▶ [Items from a dataset]

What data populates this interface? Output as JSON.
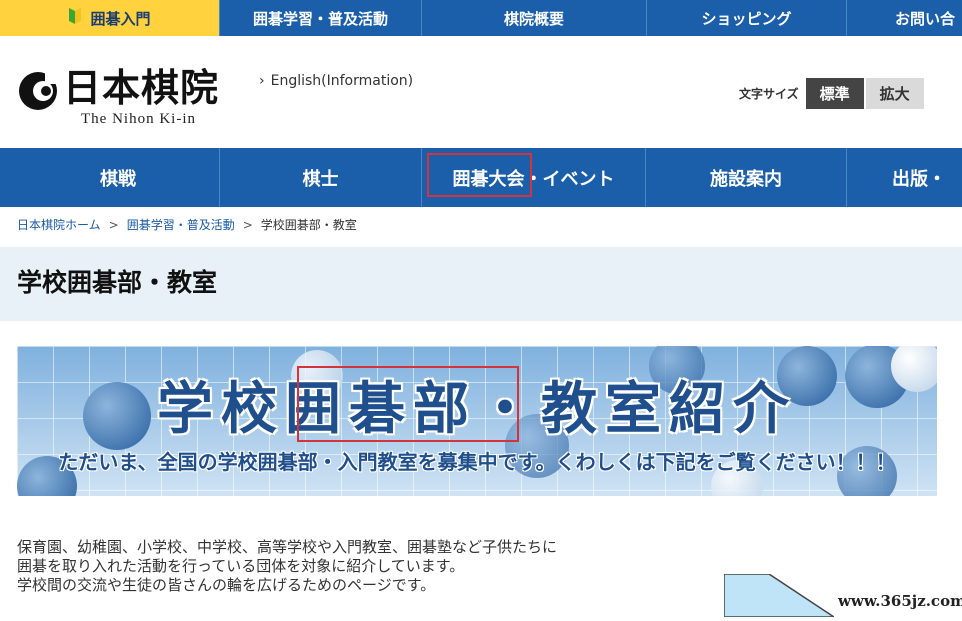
{
  "top_nav": {
    "items": [
      {
        "label": "囲碁入門",
        "active": true
      },
      {
        "label": "囲碁学習・普及活動",
        "active": false
      },
      {
        "label": "棋院概要",
        "active": false
      },
      {
        "label": "ショッピング",
        "active": false
      },
      {
        "label": "お問い合",
        "active": false
      }
    ]
  },
  "header": {
    "logo_text": "日本棋院",
    "logo_sub": "The Nihon Ki-in",
    "english_link": "English(Information)",
    "font_size_label": "文字サイズ",
    "font_size_standard": "標準",
    "font_size_large": "拡大"
  },
  "main_nav": {
    "items": [
      {
        "label": "棋戦"
      },
      {
        "label": "棋士"
      },
      {
        "label": "囲碁大会・イベント"
      },
      {
        "label": "施設案内"
      },
      {
        "label": "出版・"
      }
    ]
  },
  "breadcrumb": {
    "items": [
      "日本棋院ホーム",
      "囲碁学習・普及活動",
      "学校囲碁部・教室"
    ],
    "separator": ">"
  },
  "page": {
    "title": "学校囲碁部・教室"
  },
  "banner": {
    "title": "学校囲碁部・教室紹介",
    "subtitle": "ただいま、全国の学校囲碁部・入門教室を募集中です。くわしくは下記をご覧ください！！！"
  },
  "intro": {
    "line1": "保育園、幼稚園、小学校、中学校、高等学校や入門教室、囲碁塾など子供たちに",
    "line2": "囲碁を取り入れた活動を行っている団体を対象に紹介しています。",
    "line3": "学校間の交流や生徒の皆さんの輪を広げるためのページです。"
  },
  "watermark": "www.365jz.com",
  "colors": {
    "nav_blue": "#1b5faa",
    "active_yellow": "#ffd23e",
    "highlight_red": "#d3343c",
    "title_band": "#e9f1f8",
    "banner_text": "#1f4f8c"
  }
}
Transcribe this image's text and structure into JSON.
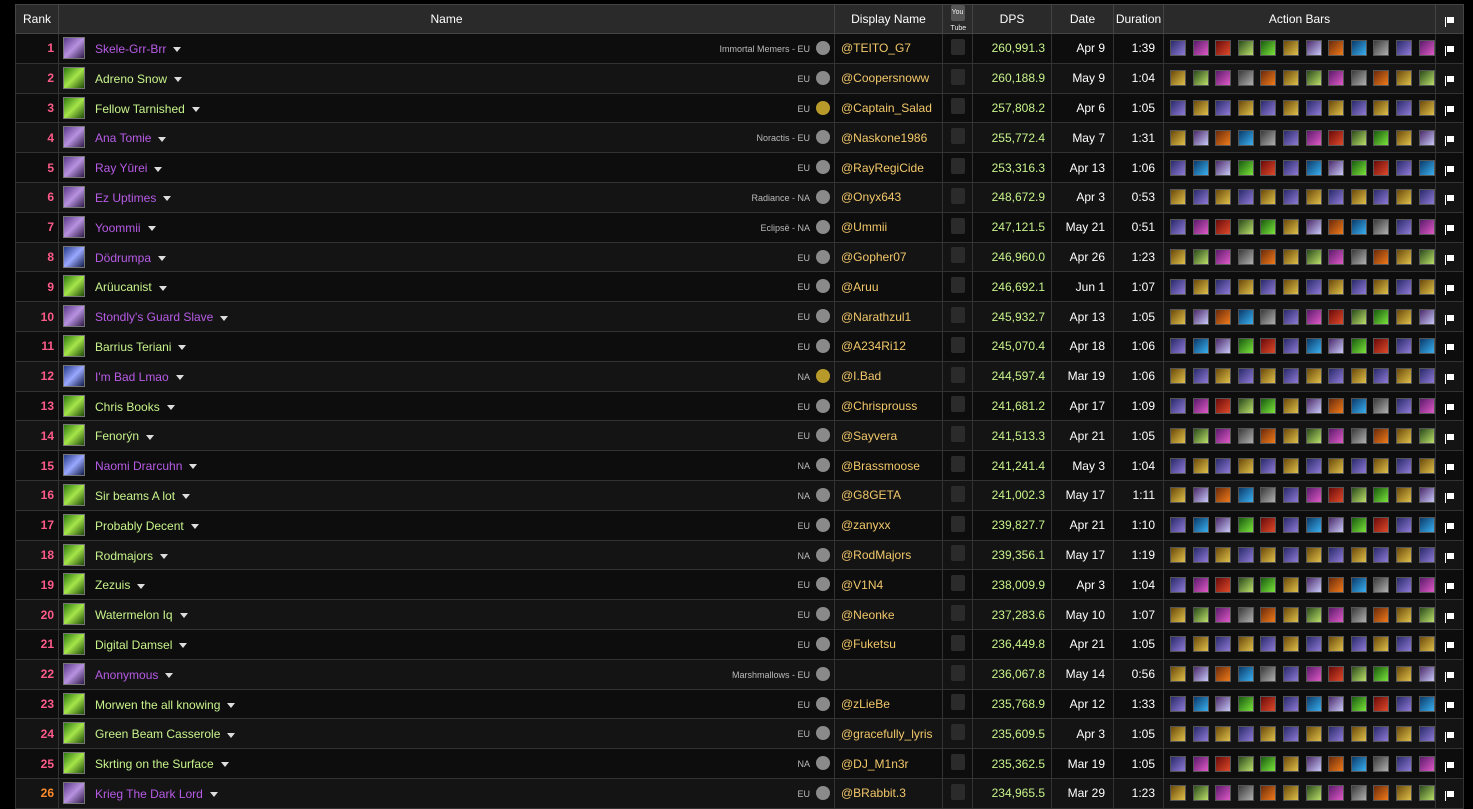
{
  "headers": {
    "rank": "Rank",
    "name": "Name",
    "display_name": "Display Name",
    "youtube": "You Tube",
    "dps": "DPS",
    "date": "Date",
    "duration": "Duration",
    "action_bars": "Action Bars"
  },
  "colors": {
    "rank_pink": "#ff5b8a",
    "rank_orange": "#ff8a2a",
    "name_purple": "#b75be6",
    "name_green": "#c8f48c",
    "display_name": "#f2c86a"
  },
  "rows": [
    {
      "rank": "1",
      "name": "Skele-Grr-Brr",
      "realm": "Immortal Memers - EU",
      "display": "@TEITO_G7",
      "dps": "260,991.3",
      "date": "Apr 9",
      "duration": "1:39"
    },
    {
      "rank": "2",
      "name": "Adreno Snow",
      "realm": "EU",
      "display": "@Coopersnoww",
      "dps": "260,188.9",
      "date": "May 9",
      "duration": "1:04"
    },
    {
      "rank": "3",
      "name": "Fellow Tarnished",
      "realm": "EU",
      "display": "@Captain_Salad",
      "dps": "257,808.2",
      "date": "Apr 6",
      "duration": "1:05"
    },
    {
      "rank": "4",
      "name": "Ana Tomie",
      "realm": "Noractis - EU",
      "display": "@Naskone1986",
      "dps": "255,772.4",
      "date": "May 7",
      "duration": "1:31"
    },
    {
      "rank": "5",
      "name": "Ray Yūrei",
      "realm": "EU",
      "display": "@RayRegiCide",
      "dps": "253,316.3",
      "date": "Apr 13",
      "duration": "1:06"
    },
    {
      "rank": "6",
      "name": "Ez Uptimes",
      "realm": "Radiance - NA",
      "display": "@Onyx643",
      "dps": "248,672.9",
      "date": "Apr 3",
      "duration": "0:53"
    },
    {
      "rank": "7",
      "name": "Yoommii",
      "realm": "Eclipsë - NA",
      "display": "@Ummii",
      "dps": "247,121.5",
      "date": "May 21",
      "duration": "0:51"
    },
    {
      "rank": "8",
      "name": "Dödrumpa",
      "realm": "EU",
      "display": "@Gopher07",
      "dps": "246,960.0",
      "date": "Apr 26",
      "duration": "1:23"
    },
    {
      "rank": "9",
      "name": "Arüucanist",
      "realm": "EU",
      "display": "@Aruu",
      "dps": "246,692.1",
      "date": "Jun 1",
      "duration": "1:07"
    },
    {
      "rank": "10",
      "name": "Stondly's Guard Slave",
      "realm": "EU",
      "display": "@Narathzul1",
      "dps": "245,932.7",
      "date": "Apr 13",
      "duration": "1:05"
    },
    {
      "rank": "11",
      "name": "Barrius Teriani",
      "realm": "EU",
      "display": "@A234Ri12",
      "dps": "245,070.4",
      "date": "Apr 18",
      "duration": "1:06"
    },
    {
      "rank": "12",
      "name": "I'm Bad Lmao",
      "realm": "NA",
      "display": "@I.Bad",
      "dps": "244,597.4",
      "date": "Mar 19",
      "duration": "1:06"
    },
    {
      "rank": "13",
      "name": "Chris Books",
      "realm": "EU",
      "display": "@Chrisprouss",
      "dps": "241,681.2",
      "date": "Apr 17",
      "duration": "1:09"
    },
    {
      "rank": "14",
      "name": "Fenorýn",
      "realm": "EU",
      "display": "@Sayvera",
      "dps": "241,513.3",
      "date": "Apr 21",
      "duration": "1:05"
    },
    {
      "rank": "15",
      "name": "Naomi Drarcuhn",
      "realm": "NA",
      "display": "@Brassmoose",
      "dps": "241,241.4",
      "date": "May 3",
      "duration": "1:04"
    },
    {
      "rank": "16",
      "name": "Sir beams A lot",
      "realm": "NA",
      "display": "@G8GETA",
      "dps": "241,002.3",
      "date": "May 17",
      "duration": "1:11"
    },
    {
      "rank": "17",
      "name": "Probably Decent",
      "realm": "EU",
      "display": "@zanyxx",
      "dps": "239,827.7",
      "date": "Apr 21",
      "duration": "1:10"
    },
    {
      "rank": "18",
      "name": "Rodmajors",
      "realm": "NA",
      "display": "@RodMajors",
      "dps": "239,356.1",
      "date": "May 17",
      "duration": "1:19"
    },
    {
      "rank": "19",
      "name": "Zezuis",
      "realm": "EU",
      "display": "@V1N4",
      "dps": "238,009.9",
      "date": "Apr 3",
      "duration": "1:04"
    },
    {
      "rank": "20",
      "name": "Watermelon Iq",
      "realm": "EU",
      "display": "@Neonke",
      "dps": "237,283.6",
      "date": "May 10",
      "duration": "1:07"
    },
    {
      "rank": "21",
      "name": "Digital Damsel",
      "realm": "EU",
      "display": "@Fuketsu",
      "dps": "236,449.8",
      "date": "Apr 21",
      "duration": "1:05"
    },
    {
      "rank": "22",
      "name": "Anonymous",
      "realm": "Marshmallows - EU",
      "display": "",
      "dps": "236,067.8",
      "date": "May 14",
      "duration": "0:56"
    },
    {
      "rank": "23",
      "name": "Morwen the all knowing",
      "realm": "EU",
      "display": "@zLieBe",
      "dps": "235,768.9",
      "date": "Apr 12",
      "duration": "1:33"
    },
    {
      "rank": "24",
      "name": "Green Beam Casserole",
      "realm": "EU",
      "display": "@gracefully_lyris",
      "dps": "235,609.5",
      "date": "Apr 3",
      "duration": "1:05"
    },
    {
      "rank": "25",
      "name": "Skrting on the Surface",
      "realm": "NA",
      "display": "@DJ_M1n3r",
      "dps": "235,362.5",
      "date": "Mar 19",
      "duration": "1:05"
    },
    {
      "rank": "26",
      "name": "Krieg The Dark Lord",
      "realm": "EU",
      "display": "@BRabbit.3",
      "dps": "234,965.5",
      "date": "Mar 29",
      "duration": "1:23"
    }
  ]
}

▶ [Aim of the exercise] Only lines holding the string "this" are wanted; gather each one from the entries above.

▶ [Solved exercise]
What data populates this interface? Output as JSON.
Transcribe this image's text and structure into JSON.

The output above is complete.